One of the award-winning projects at the latest Mastic Asphalt Council (MAC) awards was a project undertaken by MAC contractor member Guaranteed Asphalt at the newly upgraded Bank Underground Station.

Over 1,000m2 of mastic asphalt was used for waterproofing at Bank Station – a project which was deemed so impressive it was declared winner of the ‘Best Development and Hybrid’ project at the MAC awards.

Improvements at Bank Station are part of plans to build a better, safer and more prosperous capital city, with a modern, accessible station in the heart of London. There is a new interchange route making moving around the station quicker, with journey times nine minutes quicker as a result. The upgrade will see the station’s capacity increased by 40% and the structure upgraded into a modern, flagship gateway to London’s financial centre.

MAC-RCI-Jan-2023Much of the work completed on the upgrade of Bank Station has been intricate and complicated, with 31 listed buildings at street level above new tunnels, and foundations for other buildings that had to be tunnelled through.

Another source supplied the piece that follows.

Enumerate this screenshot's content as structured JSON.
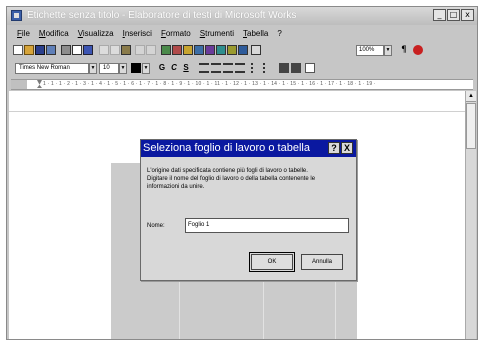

The work was completed by teams of engineers working in shifts around the clock. In order to carry out the upgrade, a plot of land occupied by an old office block was cleared and an office and retail block was built above Bank Station’s new Cannon Street entrance, with external terraces and a green roof.

The waterproofing was carried out on the structure at Cannon Street and involved the delivery of 600 tonnes of mastic asphalt at Bank Station in the City of London. To reduce local congestion, the City of London imposes certain restrictions on the number of vehicle making deliveries in the area. The application involved 120mm mastic asphalt and 10-300mm mastic asphalt screed to falls (1 in 60) with a 20mm waterproofing layer.

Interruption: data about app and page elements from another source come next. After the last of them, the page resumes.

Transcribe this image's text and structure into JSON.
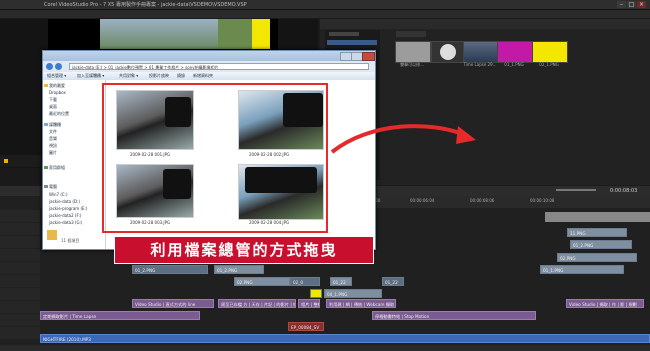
{
  "window": {
    "title": "Corel VideoStudio Pro - 7 X5 專用製作手冊專案 - jackie-data\\VSDEMO\\VSDEMO.VSP"
  },
  "explorer": {
    "address": "jackie-data (E:) > 01_jackie數位預覽 > 01 專業工作相片 > sony拍攝影像相片",
    "toolbar": [
      "組合管理 ▾",
      "加入至媒體櫃 ▾",
      "共用對象 ▾",
      "投影片放映",
      "燒錄",
      "新增資料夾"
    ],
    "nav": [
      "我的最愛",
      "Dropbox",
      "下載",
      "桌面",
      "最近的位置",
      "媒體櫃",
      "文件",
      "音樂",
      "視訊",
      "圖片",
      "家用群組",
      "電腦",
      "Win7 (C:)",
      "jackie-data (D:)",
      "jackie-program (E:)",
      "jackie-data2 (F:)",
      "jackie-data3 (G:)"
    ],
    "item_count": "11 個項目",
    "files": [
      "2009-02-28 001.JPG",
      "2009-02-28 002.JPG",
      "2009-02-28 003.JPG",
      "2009-02-28 004.JPG"
    ]
  },
  "caption": "利用檔案總管的方式拖曳",
  "library": {
    "thumbs": [
      "雙擊可以修...",
      "",
      "Time Lapse 29...",
      "01_1.PNG",
      "02_1.PNG"
    ]
  },
  "timeline": {
    "timecode": "0:00:08:03",
    "ruler": [
      "00:00:04:00",
      "00:00:06:04",
      "00:00:08:06",
      "00:00:10:08"
    ],
    "clips": {
      "c1": "11.PNG",
      "c2": "01_2.PNG",
      "c3": "02.PNG",
      "c4": "01_1.PNG",
      "c5": "01_2.PNG",
      "c6": "01_2.PNG",
      "c7": "02.PNG",
      "c8": "02_0",
      "c9": "01_22",
      "c10": "01_22",
      "c11": "04_1.PNG",
      "c12": "Video Studio | 直式方式的 line",
      "c13": "周至已存檔 方 | 天存 | 片記 | 的影片 | 相同",
      "c14": "相片 | 整網",
      "c15": "利用建 | 網 | 傳統 | Webcam 擷取 | 影 | 相機",
      "c16": "Video Studio | 擷取 | 作 | 影 | 規劃",
      "c17": "定期擷取影片 | Time Lapse",
      "c18": "停格動畫特效 | Stop Motion",
      "c19": "EP_00084_SV",
      "c20": "NIGHTFIRE (2010).MP3",
      "c21": "EP_00001"
    }
  },
  "colors": {
    "caption_bg": "#c8102e",
    "highlight": "#e42a2a",
    "accent_yellow": "#f3e600",
    "accent_magenta": "#c21aa6"
  }
}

The screed provides support to the subsequent mastic asphalt application and can be purpose designed for applications ranging from roofing to balconies and access walkways. It can be specified in the majority of cases falling to minimum thicknesses of 10mm, whereas traditional sand/cement and lightweight screeds require a minimum thickness of 50mm.

For this project, the mastic asphalt was specified with future uses in mind. For residential flats being constructed in 10 years’ time, the client wanted to eventually remove the waterproofing and screeding to falls, leaving the mastic asphalt system down to act as the floors for the flats.

A challenge was that mastic asphalt screed had to match the sand/cement screed originally specified, which was 120mm thick, therefore laying the area in three coats. Another challenge was separating the surface from the mastic asphalt screed, which ranged from 10mm to 300mm due to the 1 in 60 falls required.

Mastic asphalt can be laid very swiftly. One 18 tonne hot charge delivery vehicle can supply sufficient mastic asphalt to cover 360m2 of material to a depth of 20mm, which can be laid and finished in a matter of hours. This makes it particularly suitable for larger roofs where it can be applied over in-situ or precast concrete, timber or metal decking. Roofs can be quickly and efficiently waterproofed allowing other trades on site, often within hours. The flowing characteristics of mastic asphalt make it easy for installing contractors to tackle roof surfaces which are complex, stepped or with multiple protrusions.

Mastic asphalt is one of the few construction activities still regarded as a ‘craft trade’. The skilled work involves ensuring that asphalt is at the correct temperature, and then spreading it using traditional techniques to coat the surface. A thermoplastic material that changes shape when heated, mastic asphalt cures to form a hard, durable, finished product to suit all applications of mastic asphalt. To maintain the industry’s reputation and ensure high quality applications for every single project, only trained applicators are permitted to install mastic asphalt under the Mastic Asphalt Council’s strict rules.

Being a MAC member enhances the reputation of a contractor and gives a badge of quality and assurance that they meet very highest of standards with regards to factors such as trading and credit history, insurance policies and quality of workmanship.

The Building Research Establishment (BRE) has officially stated that mastic asphalt is capable of lasting 50-60 years, but the Mastic Asphalt Council (MAC) has many examples well in excess of this. For instance, mastic asphalt was first laid at London’s St Paul’s Cathedral in 1906 and it provided well over 100 years’ of effective waterproofing before it needed replacement.

This article featured within the January 2023 edition of RCi magazine – click here to view the article.